Due to the outbreak of Covid-19, Malaysia had issued a blanket ban on cruise ships in March 2020. With the Langkawi international tourism bubble initiative set to take off mid-November, the cruise to nowhere future looks bright.
Subramaniam said PKA was initially considering the cruise to nowhere programme particularly from Penang and Port Klang only.
“However, with the opening of international borders and the success of the Langkawi tourism bubble, we are hoping for international cruises to call Malaysian ports via Malacca Straits Rivera-Singapore-Melaka-Port Klang-Penang-Langkawi.
“Also, we can possibly include Phuket or Krabi if Thailand authorities open them up for cruises. It is all subject to the Malaysia, Singapore and Thailand consensus.” he added.
Cruise companies often schedule cruise to nowhere trips to fill the gaps in their long routes. Its short journey offers a roundtrip itinerary with no ports of call, except for the passengers’ disembarkation terminal.
Meanwhile, Penang Port CEO Datuk Sasedharan Vasudevan said at the moment the port is in talk with three cruise operators for a domestic route.
“Cruise companies have let people go in the last two years and are now rehiring, some of which are foreign workers. They are waiting for a few processes to go through. All of this will take another three to four weeks, so we expect to start by mid December.
“For international cruise liners, it all depends on the government and the Langkawi bubble will be the benchmark. In fact, we are much safer as the SOP only allows cruise liners to run at 50% capacity, unlike hotels which are running at 80% to 90% capacity,” he told TMR.
Sasedharan was aware that agents have started promoting packages as this is the best time for European tourists to come to the Far East due to the winter season there.
“There is a plan for the Singapore-Penang-Phuket travel bubble, which we are waiting for the green light. I believe an international cruise route will happen next year,” he said.
In July this year, TMR reported that the local cruise industry saw a glimmer of hope back in March as the Covid-19-free voyages were ready to be executed, but fell short with the rising infection rate and the lockdown measures taken then.

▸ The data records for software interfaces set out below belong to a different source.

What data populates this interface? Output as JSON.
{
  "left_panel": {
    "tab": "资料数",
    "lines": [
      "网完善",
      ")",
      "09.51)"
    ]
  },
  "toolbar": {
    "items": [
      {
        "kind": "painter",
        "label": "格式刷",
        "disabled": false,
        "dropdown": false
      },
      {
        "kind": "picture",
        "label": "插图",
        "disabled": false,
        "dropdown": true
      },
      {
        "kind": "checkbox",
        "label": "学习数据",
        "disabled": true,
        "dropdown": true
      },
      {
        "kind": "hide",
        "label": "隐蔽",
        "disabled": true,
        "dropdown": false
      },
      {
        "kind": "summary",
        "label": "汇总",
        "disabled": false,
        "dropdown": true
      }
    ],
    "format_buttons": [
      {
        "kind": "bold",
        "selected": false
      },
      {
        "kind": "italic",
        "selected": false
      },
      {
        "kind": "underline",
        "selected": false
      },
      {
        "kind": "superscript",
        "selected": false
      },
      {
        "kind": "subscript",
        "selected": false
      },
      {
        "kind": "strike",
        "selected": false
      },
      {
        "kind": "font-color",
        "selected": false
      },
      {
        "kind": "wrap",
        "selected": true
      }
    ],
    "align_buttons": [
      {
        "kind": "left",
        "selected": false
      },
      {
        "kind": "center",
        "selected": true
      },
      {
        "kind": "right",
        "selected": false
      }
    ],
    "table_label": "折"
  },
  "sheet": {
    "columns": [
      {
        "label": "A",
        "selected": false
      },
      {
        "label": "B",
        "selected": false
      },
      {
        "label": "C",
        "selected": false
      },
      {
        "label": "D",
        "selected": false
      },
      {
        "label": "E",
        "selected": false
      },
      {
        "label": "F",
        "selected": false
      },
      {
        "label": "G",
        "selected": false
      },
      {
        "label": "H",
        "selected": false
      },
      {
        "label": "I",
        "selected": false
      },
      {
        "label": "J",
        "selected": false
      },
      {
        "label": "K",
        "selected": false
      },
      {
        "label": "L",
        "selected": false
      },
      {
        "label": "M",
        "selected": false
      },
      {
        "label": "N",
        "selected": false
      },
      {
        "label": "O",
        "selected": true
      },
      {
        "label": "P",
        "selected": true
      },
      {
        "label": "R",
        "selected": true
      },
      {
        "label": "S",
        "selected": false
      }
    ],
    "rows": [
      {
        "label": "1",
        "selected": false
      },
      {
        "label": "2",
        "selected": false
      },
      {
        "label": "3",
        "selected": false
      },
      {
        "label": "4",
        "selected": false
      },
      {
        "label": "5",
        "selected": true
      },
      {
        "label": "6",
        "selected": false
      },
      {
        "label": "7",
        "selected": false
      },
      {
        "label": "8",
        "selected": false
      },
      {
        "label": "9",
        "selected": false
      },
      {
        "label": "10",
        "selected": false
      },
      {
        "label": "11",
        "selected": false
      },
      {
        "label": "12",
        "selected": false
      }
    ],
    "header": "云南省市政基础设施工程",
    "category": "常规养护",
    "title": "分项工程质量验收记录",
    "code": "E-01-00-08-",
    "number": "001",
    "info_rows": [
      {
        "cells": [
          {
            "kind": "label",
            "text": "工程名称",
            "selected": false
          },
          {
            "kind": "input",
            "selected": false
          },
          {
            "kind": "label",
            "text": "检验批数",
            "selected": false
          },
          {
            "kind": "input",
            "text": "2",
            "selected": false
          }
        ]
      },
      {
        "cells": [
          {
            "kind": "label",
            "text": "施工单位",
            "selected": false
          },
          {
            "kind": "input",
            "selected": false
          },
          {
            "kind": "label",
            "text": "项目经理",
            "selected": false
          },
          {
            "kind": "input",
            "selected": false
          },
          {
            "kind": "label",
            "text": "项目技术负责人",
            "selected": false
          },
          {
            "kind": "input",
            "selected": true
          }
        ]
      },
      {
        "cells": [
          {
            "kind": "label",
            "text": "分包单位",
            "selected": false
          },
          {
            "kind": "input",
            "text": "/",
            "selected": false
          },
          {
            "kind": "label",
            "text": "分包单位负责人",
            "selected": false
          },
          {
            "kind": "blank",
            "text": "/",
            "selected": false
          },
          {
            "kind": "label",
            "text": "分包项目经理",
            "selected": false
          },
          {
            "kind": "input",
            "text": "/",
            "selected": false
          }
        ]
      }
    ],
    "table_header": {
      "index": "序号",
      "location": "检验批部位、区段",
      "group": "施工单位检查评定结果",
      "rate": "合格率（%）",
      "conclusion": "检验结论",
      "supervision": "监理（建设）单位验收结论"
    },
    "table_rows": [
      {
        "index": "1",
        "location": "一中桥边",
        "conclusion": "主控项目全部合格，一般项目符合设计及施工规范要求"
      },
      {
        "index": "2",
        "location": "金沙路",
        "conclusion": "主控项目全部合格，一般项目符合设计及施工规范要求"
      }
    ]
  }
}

The proposal to launch domestic cruise travel was drafted at the end of 2020 after observing the success of other countries’ revival of their cruise business, including Singapore.